Inspect the new wood to see whether it is completely cured and dry. Of course, if you are painting an older house this step is not necessary, but for new siding it is very important that the wood is completely dry. Green wood is often used to make board and batten. If the wood is still green, it is best to wait (this could take weeks or even months) until the wood is cured and dry.
Use the wire brush to rid the wood of any excess debris or algae growth. Clean the wood thoroughly with soap and water. Using a long-handled scrub brush to clean the wood is perfectly OK. Just make sure you rinse the area with a garden hose before you begin painting.
Check the boards and battens for tightness.
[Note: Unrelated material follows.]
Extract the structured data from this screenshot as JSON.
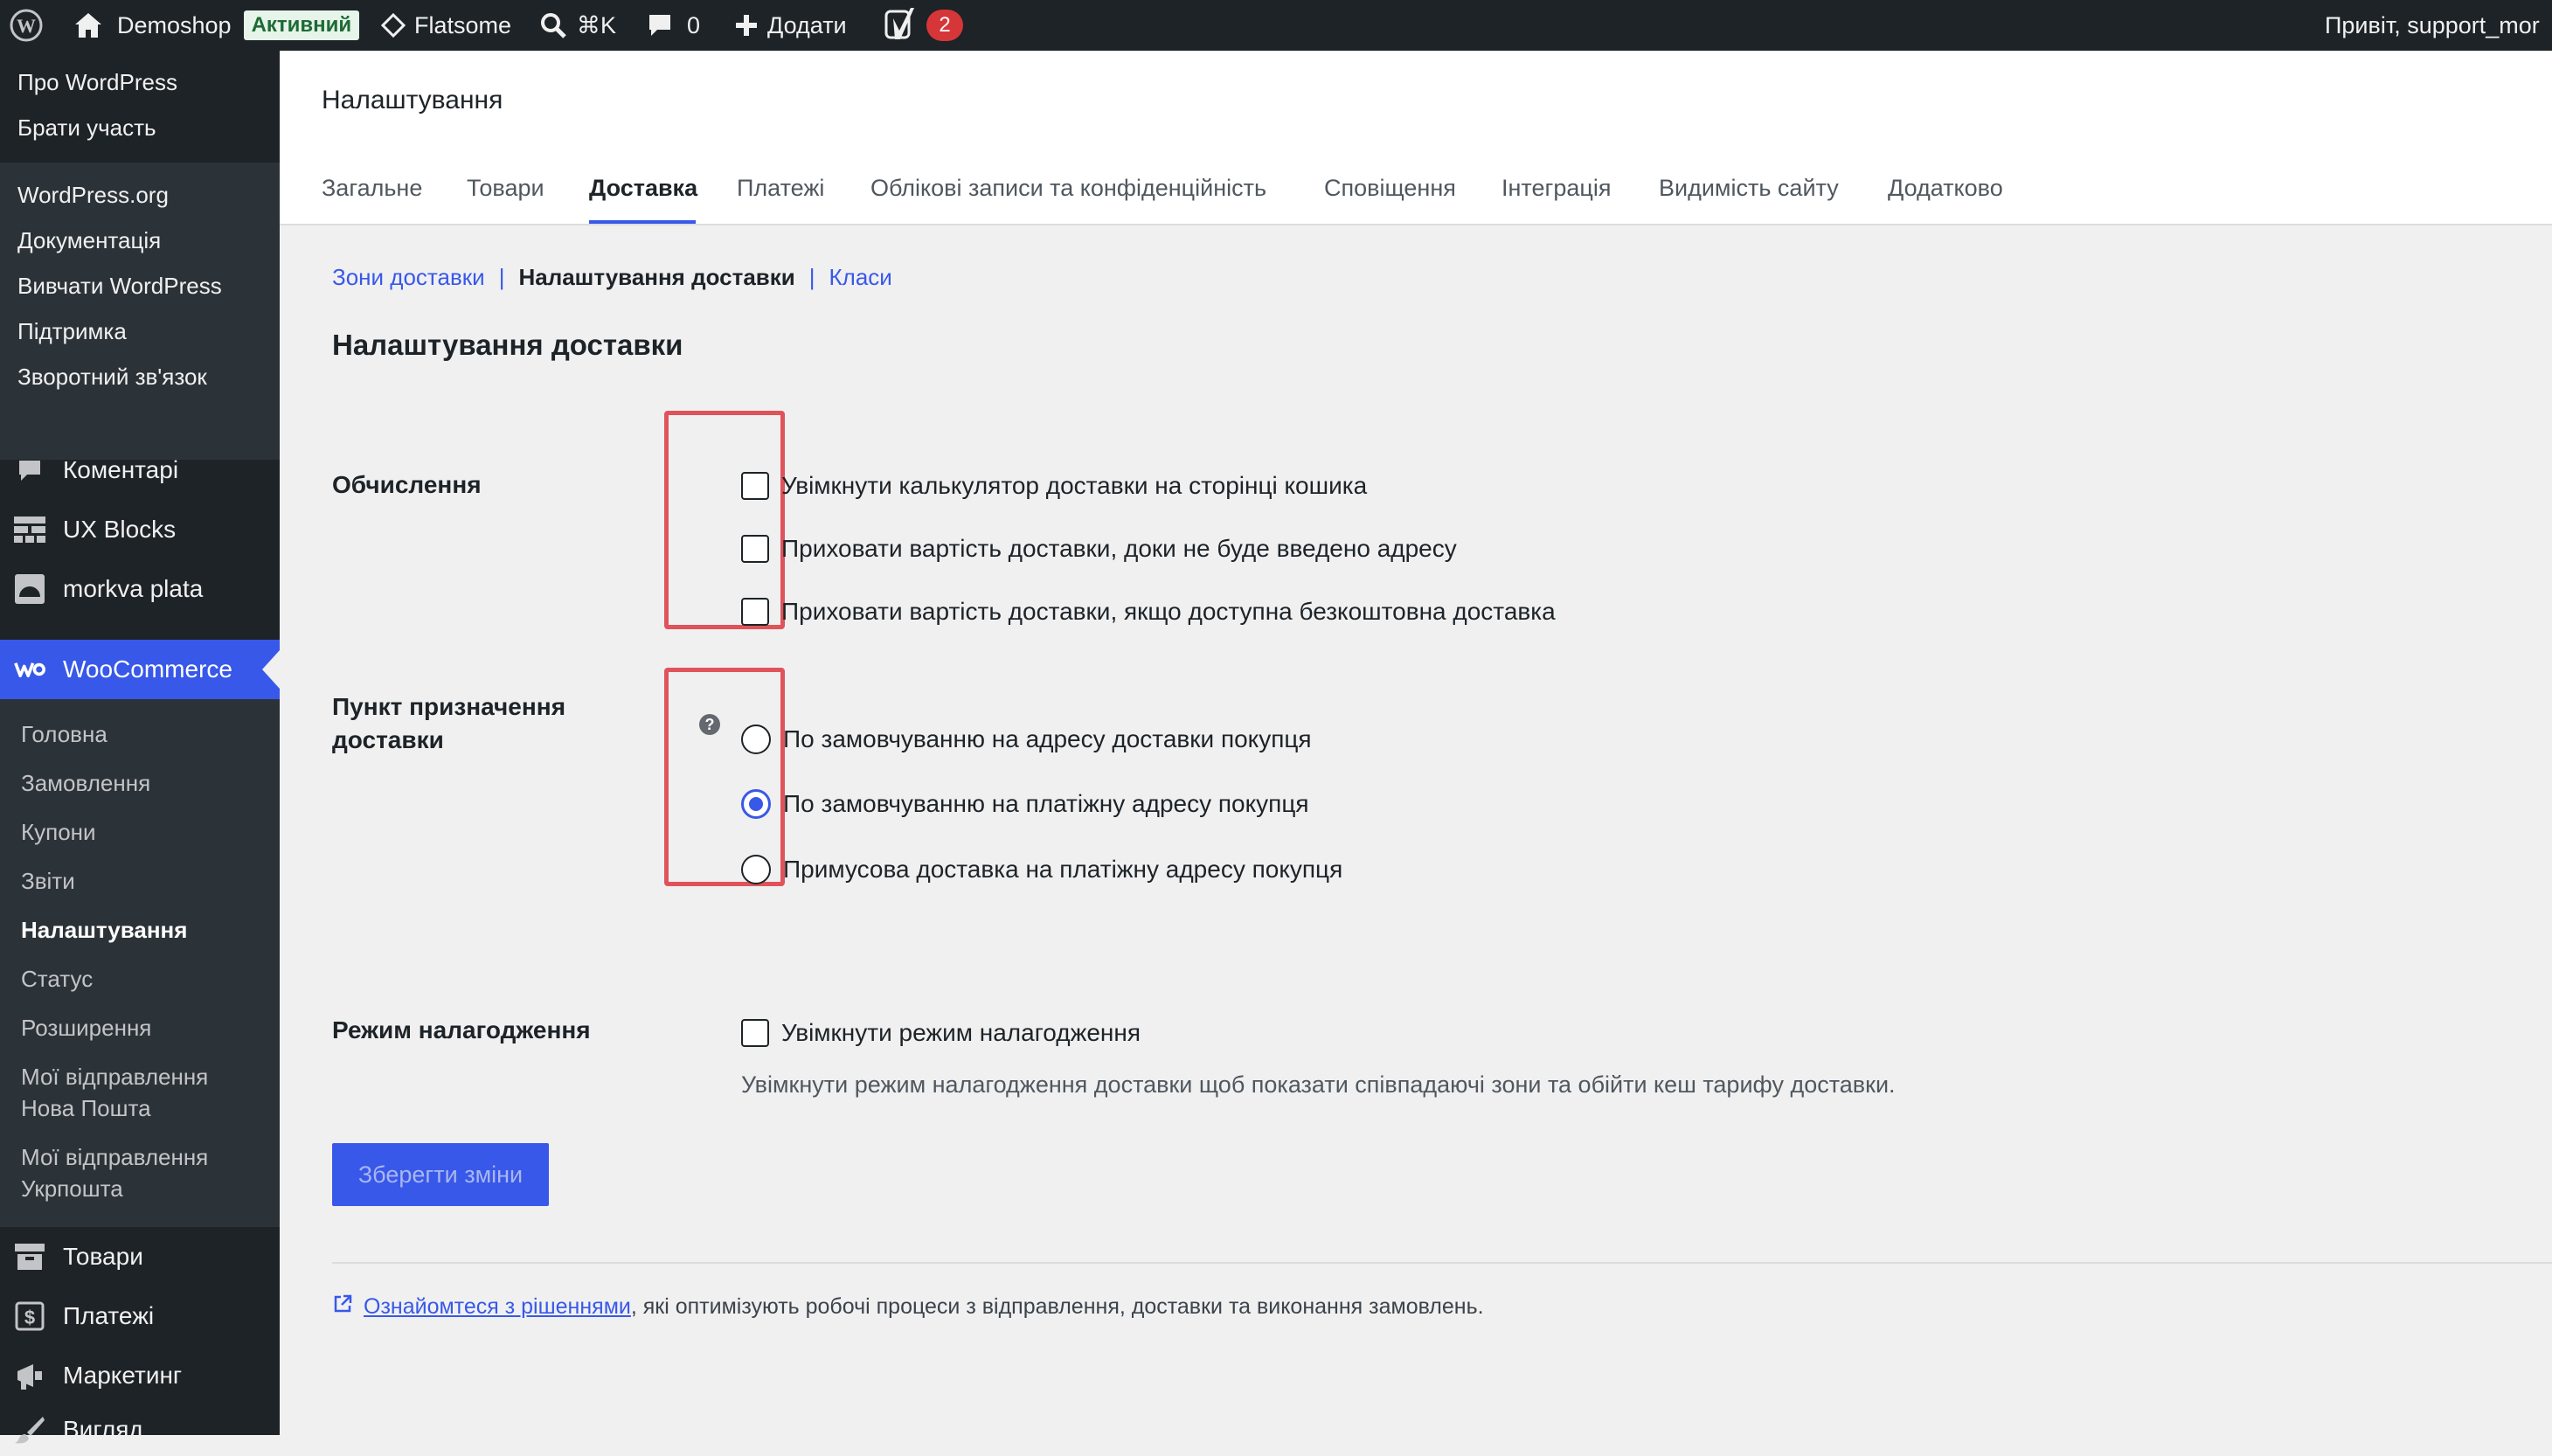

Nail any boards that are loose. You will need 2 1/2-inch ringed stainless-steel nails for the boards and 3 1/2-inch stainless-steel ringed nails for the battens. Do not nail the battens to the boards, but instead drive the nails through the center of the batten, so that it passes between the two boards and finds the furring strips that are usually installed behind the boards and battens. The furring strips should run horizontally at intervals of 1 foot or more, so you will have to search for each furring strip. They should not be hard to find--just check the nailing pattern on the face of the boards and battens. Any nails that run through both the boards and battens will have to be removed with the pry bar and hammer. Likewise, look for any nail that does not reach the furring strips.
Spot prime any knots or oily areas with a brush and heavy-duty, exterior-grade, sealer-primer paint.
Apply the primer coat with a wide house-painting brush or a paint sprayer.
Caulk along the edge of the battens where necessary. Use an exterior grade silicone caulk.
Apply the top coat with a paint sprayer or large house-painting brush. Make sure you do not leave any drip marks because the board and batten style has a tendency to drip.